In the spring of 1999, I was faced with the prospect of going insane or quitting my dead-end job at Cypress Solutions. Having never quit a job before, I had no idea how to write a letter of resignation. It was actually quite easy quitting my crap job. Please feel free to use the letter below as a template.
In the few short months I've been at Electronic Arts, I've learned some important lessons. I realized that while I was at Cypress Solutions, I was in a poisoned environment. From almost the very first day I was there, I received extremely poor treatment from management. I was not given a chance to succeed. I was not provided the resources necessary to be successful. Despite being very determined to learn and prosper at my job, the conduct in which Cypress Solutions operated, beat down my confidence and the faith in my own abilities. No one should ever let any company or boss put them in this situation. You should always have faith in yourself and in your own worth. Once anything starts eroding your own confidence, you should immediately seek out the source of the problem. Everyone deserves to be shown respect as a human being, whether you're the CEO of a Fortune 500 company or even if you clean washrooms at the mall. Never forget that.
Working at EA has restored my confidence and faith in my abilities. It has shown me that hard work, perserverance, and a determination to succeed are qualities that actually pay dividends. Another lesson I learned is the importance of a company giving their employees a chance to succeed. EA constantly provides training to their employees to accomplish tasks they've been given. They understand it is useless to make people do things when they don't know how to do them. This seems logical, but I can't tell you how many companies like Cypress Solutions, don't get this point.

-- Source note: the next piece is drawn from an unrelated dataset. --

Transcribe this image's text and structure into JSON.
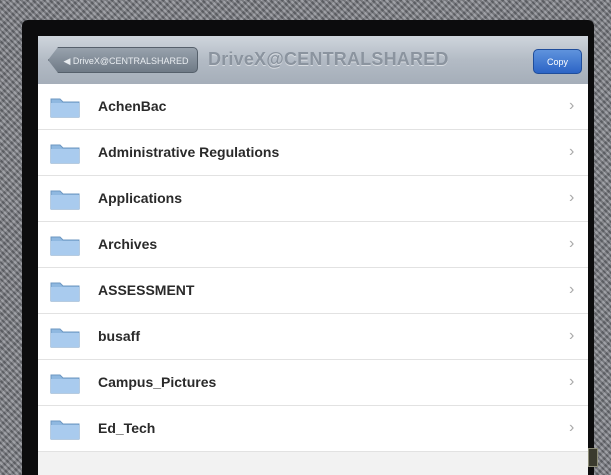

If you don't like your job right now, you owe it to yourself to find a way out. There are companies out there, like EA, that are worth working for. You spend at least eight hours a day, 40 hours a week at work, don't you think you should be enjoying yourself when you're there? Remember, this isn't the fifties anymore where you punch into some dingy factory everyday. Everyone should be able to say, "I love where I work!" If you can't honestly say that right now, then I strongly suggest you examine what's wrong with your job. You might have to take some chances to get where you want to be, but this is the only life you have to live. When you're 70 yrs. old and look back at your life, will you be bitter at how it turned out? Or will you have the satisfaction knowing you took control of your life and shaped it to what you wanted it to be?
You may find reasons not to change your life or convince yourself to stay the course, but don't take the cheap way out. You owe it to yourself.